• [Exercise brief]
One number is the whole answer: the tally of lines in the records that include the word "data".
──────── Exercise inputs
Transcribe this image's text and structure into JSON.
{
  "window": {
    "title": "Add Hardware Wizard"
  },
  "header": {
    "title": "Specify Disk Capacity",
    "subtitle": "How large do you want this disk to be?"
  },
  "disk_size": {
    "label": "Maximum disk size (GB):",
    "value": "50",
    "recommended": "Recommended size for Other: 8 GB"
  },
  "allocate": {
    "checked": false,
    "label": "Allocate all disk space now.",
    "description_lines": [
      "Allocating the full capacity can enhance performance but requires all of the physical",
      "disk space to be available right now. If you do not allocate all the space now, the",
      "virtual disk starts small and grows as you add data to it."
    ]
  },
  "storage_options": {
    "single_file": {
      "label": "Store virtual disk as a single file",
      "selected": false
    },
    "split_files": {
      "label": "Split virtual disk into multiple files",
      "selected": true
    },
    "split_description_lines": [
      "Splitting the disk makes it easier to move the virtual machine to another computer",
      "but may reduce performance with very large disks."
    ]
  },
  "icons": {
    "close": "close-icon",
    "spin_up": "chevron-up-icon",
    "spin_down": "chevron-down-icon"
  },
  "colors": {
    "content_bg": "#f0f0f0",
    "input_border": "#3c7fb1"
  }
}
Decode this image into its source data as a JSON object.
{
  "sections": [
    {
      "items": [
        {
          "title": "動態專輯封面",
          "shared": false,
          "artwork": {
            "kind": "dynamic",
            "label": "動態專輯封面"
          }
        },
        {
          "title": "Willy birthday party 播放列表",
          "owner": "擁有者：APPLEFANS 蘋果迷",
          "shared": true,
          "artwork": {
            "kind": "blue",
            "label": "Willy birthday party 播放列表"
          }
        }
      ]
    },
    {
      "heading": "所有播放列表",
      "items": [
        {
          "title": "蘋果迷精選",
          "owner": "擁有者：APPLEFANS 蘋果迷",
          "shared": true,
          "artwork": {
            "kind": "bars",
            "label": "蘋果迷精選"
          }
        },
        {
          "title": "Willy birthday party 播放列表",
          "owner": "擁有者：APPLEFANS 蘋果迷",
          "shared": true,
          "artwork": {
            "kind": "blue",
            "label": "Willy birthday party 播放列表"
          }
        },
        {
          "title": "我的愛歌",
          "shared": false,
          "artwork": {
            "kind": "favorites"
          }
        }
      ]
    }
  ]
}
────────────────
• [Final answer]
2